SpaceX's Falcon 9 rocket was launched from Cape Canaveral Air Force Station, blasting off early Tuesday morning. The rocket carried with it AsiaSat8, a new commercial satellite expected to dramatically boost video and broadband services in Asia and the South Pacific.
Thirty-two minutes into the flight, the Falcon 9 rocket relinquished its satellite companion, and now it's floating 22,300 miles above the equator. It's the first of two AsiaSat satellites SpaceX will launch this month, taking the growing communication company's fleet from four to six. The second will be launched later in August.
"These are growth satellites for us," William Wade, AsiaSat president and CEO, told Florida Today. "They are adding additional capacity in existing, growing markets that will help us to provide additional services to our customers and help that market expand."
Soon, SpaceX's growing satellite-launching business will have a launchpad of its own. The private space company announced this week it would build the world's first commercial launchpad. An $85 million investment from SpaceX CEO Elon Musk is expected to bring more than 300 high-tech jobs to Brownsville, a South Texas border town.
SpaceX choose the small Texas town after Governor Rick Perry dipped into the Texas Enterprise Fund to secure Musk's company $15.3 million in incentives.
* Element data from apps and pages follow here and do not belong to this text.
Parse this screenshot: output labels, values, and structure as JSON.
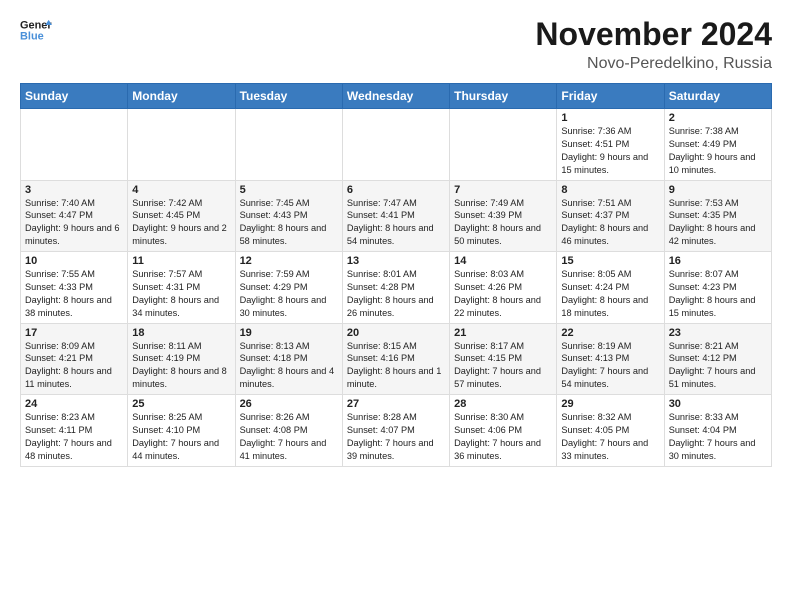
{
  "logo": {
    "line1": "General",
    "line2": "Blue"
  },
  "title": "November 2024",
  "subtitle": "Novo-Peredelkino, Russia",
  "headers": [
    "Sunday",
    "Monday",
    "Tuesday",
    "Wednesday",
    "Thursday",
    "Friday",
    "Saturday"
  ],
  "weeks": [
    [
      {
        "day": "",
        "info": ""
      },
      {
        "day": "",
        "info": ""
      },
      {
        "day": "",
        "info": ""
      },
      {
        "day": "",
        "info": ""
      },
      {
        "day": "",
        "info": ""
      },
      {
        "day": "1",
        "info": "Sunrise: 7:36 AM\nSunset: 4:51 PM\nDaylight: 9 hours and 15 minutes."
      },
      {
        "day": "2",
        "info": "Sunrise: 7:38 AM\nSunset: 4:49 PM\nDaylight: 9 hours and 10 minutes."
      }
    ],
    [
      {
        "day": "3",
        "info": "Sunrise: 7:40 AM\nSunset: 4:47 PM\nDaylight: 9 hours and 6 minutes."
      },
      {
        "day": "4",
        "info": "Sunrise: 7:42 AM\nSunset: 4:45 PM\nDaylight: 9 hours and 2 minutes."
      },
      {
        "day": "5",
        "info": "Sunrise: 7:45 AM\nSunset: 4:43 PM\nDaylight: 8 hours and 58 minutes."
      },
      {
        "day": "6",
        "info": "Sunrise: 7:47 AM\nSunset: 4:41 PM\nDaylight: 8 hours and 54 minutes."
      },
      {
        "day": "7",
        "info": "Sunrise: 7:49 AM\nSunset: 4:39 PM\nDaylight: 8 hours and 50 minutes."
      },
      {
        "day": "8",
        "info": "Sunrise: 7:51 AM\nSunset: 4:37 PM\nDaylight: 8 hours and 46 minutes."
      },
      {
        "day": "9",
        "info": "Sunrise: 7:53 AM\nSunset: 4:35 PM\nDaylight: 8 hours and 42 minutes."
      }
    ],
    [
      {
        "day": "10",
        "info": "Sunrise: 7:55 AM\nSunset: 4:33 PM\nDaylight: 8 hours and 38 minutes."
      },
      {
        "day": "11",
        "info": "Sunrise: 7:57 AM\nSunset: 4:31 PM\nDaylight: 8 hours and 34 minutes."
      },
      {
        "day": "12",
        "info": "Sunrise: 7:59 AM\nSunset: 4:29 PM\nDaylight: 8 hours and 30 minutes."
      },
      {
        "day": "13",
        "info": "Sunrise: 8:01 AM\nSunset: 4:28 PM\nDaylight: 8 hours and 26 minutes."
      },
      {
        "day": "14",
        "info": "Sunrise: 8:03 AM\nSunset: 4:26 PM\nDaylight: 8 hours and 22 minutes."
      },
      {
        "day": "15",
        "info": "Sunrise: 8:05 AM\nSunset: 4:24 PM\nDaylight: 8 hours and 18 minutes."
      },
      {
        "day": "16",
        "info": "Sunrise: 8:07 AM\nSunset: 4:23 PM\nDaylight: 8 hours and 15 minutes."
      }
    ],
    [
      {
        "day": "17",
        "info": "Sunrise: 8:09 AM\nSunset: 4:21 PM\nDaylight: 8 hours and 11 minutes."
      },
      {
        "day": "18",
        "info": "Sunrise: 8:11 AM\nSunset: 4:19 PM\nDaylight: 8 hours and 8 minutes."
      },
      {
        "day": "19",
        "info": "Sunrise: 8:13 AM\nSunset: 4:18 PM\nDaylight: 8 hours and 4 minutes."
      },
      {
        "day": "20",
        "info": "Sunrise: 8:15 AM\nSunset: 4:16 PM\nDaylight: 8 hours and 1 minute."
      },
      {
        "day": "21",
        "info": "Sunrise: 8:17 AM\nSunset: 4:15 PM\nDaylight: 7 hours and 57 minutes."
      },
      {
        "day": "22",
        "info": "Sunrise: 8:19 AM\nSunset: 4:13 PM\nDaylight: 7 hours and 54 minutes."
      },
      {
        "day": "23",
        "info": "Sunrise: 8:21 AM\nSunset: 4:12 PM\nDaylight: 7 hours and 51 minutes."
      }
    ],
    [
      {
        "day": "24",
        "info": "Sunrise: 8:23 AM\nSunset: 4:11 PM\nDaylight: 7 hours and 48 minutes."
      },
      {
        "day": "25",
        "info": "Sunrise: 8:25 AM\nSunset: 4:10 PM\nDaylight: 7 hours and 44 minutes."
      },
      {
        "day": "26",
        "info": "Sunrise: 8:26 AM\nSunset: 4:08 PM\nDaylight: 7 hours and 41 minutes."
      },
      {
        "day": "27",
        "info": "Sunrise: 8:28 AM\nSunset: 4:07 PM\nDaylight: 7 hours and 39 minutes."
      },
      {
        "day": "28",
        "info": "Sunrise: 8:30 AM\nSunset: 4:06 PM\nDaylight: 7 hours and 36 minutes."
      },
      {
        "day": "29",
        "info": "Sunrise: 8:32 AM\nSunset: 4:05 PM\nDaylight: 7 hours and 33 minutes."
      },
      {
        "day": "30",
        "info": "Sunrise: 8:33 AM\nSunset: 4:04 PM\nDaylight: 7 hours and 30 minutes."
      }
    ]
  ]
}
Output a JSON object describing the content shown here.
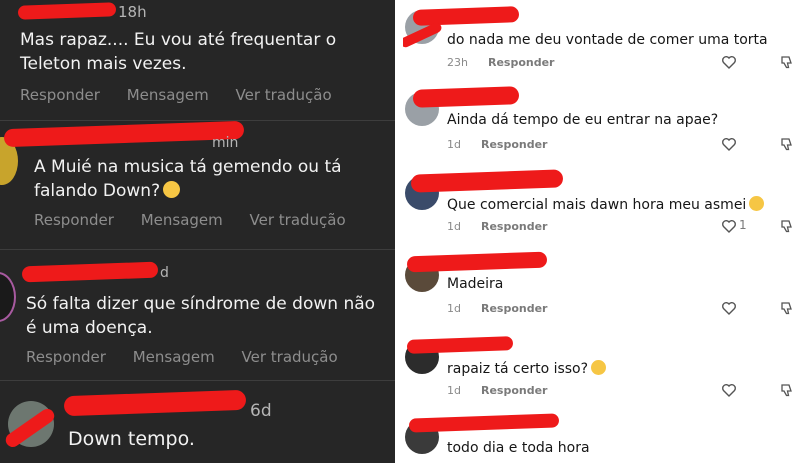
{
  "left_panel": {
    "actions": {
      "reply": "Responder",
      "message": "Mensagem",
      "translate": "Ver tradução"
    },
    "comments": [
      {
        "time": "18h",
        "text_line1": "Mas rapaz.... Eu vou até frequentar o",
        "text_line2": "Teleton mais vezes."
      },
      {
        "time": "min",
        "text_line1": "A Muié na musica tá gemendo ou tá",
        "text_line2": "falando Down?",
        "emoji": "thinking-face"
      },
      {
        "time": "d",
        "text_line1": "Só falta dizer que síndrome de down não",
        "text_line2": "é uma doença."
      },
      {
        "time": "6d",
        "text_line1": "Down tempo."
      }
    ]
  },
  "right_panel": {
    "reply_label": "Responder",
    "comments": [
      {
        "text": "do nada me deu vontade de comer uma torta",
        "time": "23h",
        "likes": ""
      },
      {
        "text": "Ainda dá tempo de eu entrar na apae?",
        "time": "1d",
        "likes": ""
      },
      {
        "text": "Que comercial mais dawn hora meu asmei",
        "time": "1d",
        "likes": "1",
        "emoji": "smiling-face-with-hearts"
      },
      {
        "text": "Madeira",
        "time": "1d",
        "likes": ""
      },
      {
        "text": "rapaiz tá certo isso?",
        "time": "1d",
        "likes": "",
        "emoji": "flushed-face"
      },
      {
        "text": "todo dia e toda hora",
        "time": "",
        "likes": ""
      }
    ]
  },
  "colors": {
    "redaction": "#ee1a1a",
    "dark_bg": "#262626",
    "light_bg": "#ffffff"
  }
}
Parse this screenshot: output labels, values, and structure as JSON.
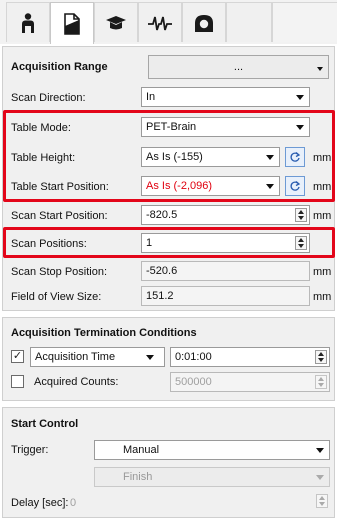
{
  "tabs": [
    {
      "icon": "person-icon"
    },
    {
      "icon": "document-icon"
    },
    {
      "icon": "graduation-cap-icon"
    },
    {
      "icon": "waveform-icon"
    },
    {
      "icon": "scanner-gantry-icon"
    }
  ],
  "acquisition_range": {
    "title": "Acquisition Range",
    "button_label": "...",
    "scan_direction": {
      "label": "Scan Direction:",
      "value": "In"
    },
    "table_mode": {
      "label": "Table Mode:",
      "value": "PET-Brain"
    },
    "table_height": {
      "label": "Table Height:",
      "value": "As Is (-155)",
      "unit": "mm"
    },
    "table_start_position": {
      "label": "Table Start Position:",
      "value": "As Is (-2,096)",
      "unit": "mm",
      "value_color": "#e0000f"
    },
    "scan_start_position": {
      "label": "Scan Start Position:",
      "value": "-820.5",
      "unit": "mm"
    },
    "scan_positions": {
      "label": "Scan Positions:",
      "value": "1"
    },
    "scan_stop_position": {
      "label": "Scan Stop Position:",
      "value": "-520.6",
      "unit": "mm"
    },
    "field_of_view_size": {
      "label": "Field of View Size:",
      "value": "151.2",
      "unit": "mm"
    }
  },
  "termination": {
    "title": "Acquisition Termination Conditions",
    "acquisition_time": {
      "label": "Acquisition Time",
      "checked": true,
      "check_glyph": "✓",
      "value": "0:01:00"
    },
    "acquired_counts": {
      "label": "Acquired Counts:",
      "checked": false,
      "value": "500000"
    }
  },
  "start_control": {
    "title": "Start Control",
    "trigger": {
      "label": "Trigger:",
      "value": "Manual"
    },
    "finish": {
      "value": "Finish"
    },
    "delay": {
      "label": "Delay [sec]:",
      "value": "0"
    }
  },
  "highlight_color": "#e3061a"
}
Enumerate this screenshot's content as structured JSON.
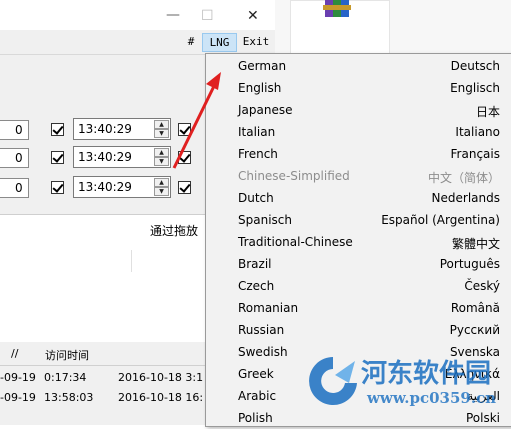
{
  "window": {
    "buttons": {
      "minimize": "—",
      "maximize": "☐",
      "close": "✕"
    }
  },
  "menubar": {
    "hash": "#",
    "lng": "LNG",
    "exit": "Exit"
  },
  "rows": [
    {
      "number": "0",
      "time": "13:40:29"
    },
    {
      "number": "0",
      "time": "13:40:29"
    },
    {
      "number": "0",
      "time": "13:40:29"
    }
  ],
  "drag_band_text": "通过拖放",
  "table": {
    "headers": {
      "slashes": "//",
      "visit_time": "访问时间"
    },
    "rows": [
      {
        "col1": "-09-19",
        "col2": "0:17:34",
        "col3": "2016-10-18 3:1"
      },
      {
        "col1": "-09-19",
        "col2": "13:58:03",
        "col3": "2016-10-18 16:"
      }
    ]
  },
  "languages": [
    {
      "name": "German",
      "native": "Deutsch",
      "enabled": true
    },
    {
      "name": "English",
      "native": "Englisch",
      "enabled": true
    },
    {
      "name": "Japanese",
      "native": "日本",
      "enabled": true
    },
    {
      "name": "Italian",
      "native": "Italiano",
      "enabled": true
    },
    {
      "name": "French",
      "native": "Français",
      "enabled": true
    },
    {
      "name": "Chinese-Simplified",
      "native": "中文（简体）",
      "enabled": false
    },
    {
      "name": "Dutch",
      "native": "Nederlands",
      "enabled": true
    },
    {
      "name": "Spanisch",
      "native": "Español (Argentina)",
      "enabled": true
    },
    {
      "name": "Traditional-Chinese",
      "native": "繁體中文",
      "enabled": true
    },
    {
      "name": "Brazil",
      "native": "Português",
      "enabled": true
    },
    {
      "name": "Czech",
      "native": "Český",
      "enabled": true
    },
    {
      "name": "Romanian",
      "native": "Română",
      "enabled": true
    },
    {
      "name": "Russian",
      "native": "Русский",
      "enabled": true
    },
    {
      "name": "Swedish",
      "native": "Svenska",
      "enabled": true
    },
    {
      "name": "Greek",
      "native": "Ελληνικά",
      "enabled": true
    },
    {
      "name": "Arabic",
      "native": "العربية",
      "enabled": true
    },
    {
      "name": "Polish",
      "native": "Polski",
      "enabled": true
    }
  ],
  "watermark": {
    "title": "河东软件园",
    "url": "www.pc0359.cn"
  },
  "colors": {
    "arrow": "#e02020",
    "watermark_blue": "#1a6fc1",
    "lng_highlight": "#cce4f7"
  },
  "icons": {
    "archive": "archive-icon",
    "arrow": "red-arrow"
  }
}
"Texas has been on the forefront of our nation's space exploration efforts for decades, so it is fitting that SpaceX has chosen our state as they expand the frontiers of commercial space flight," Perry said in a statement earlier this week.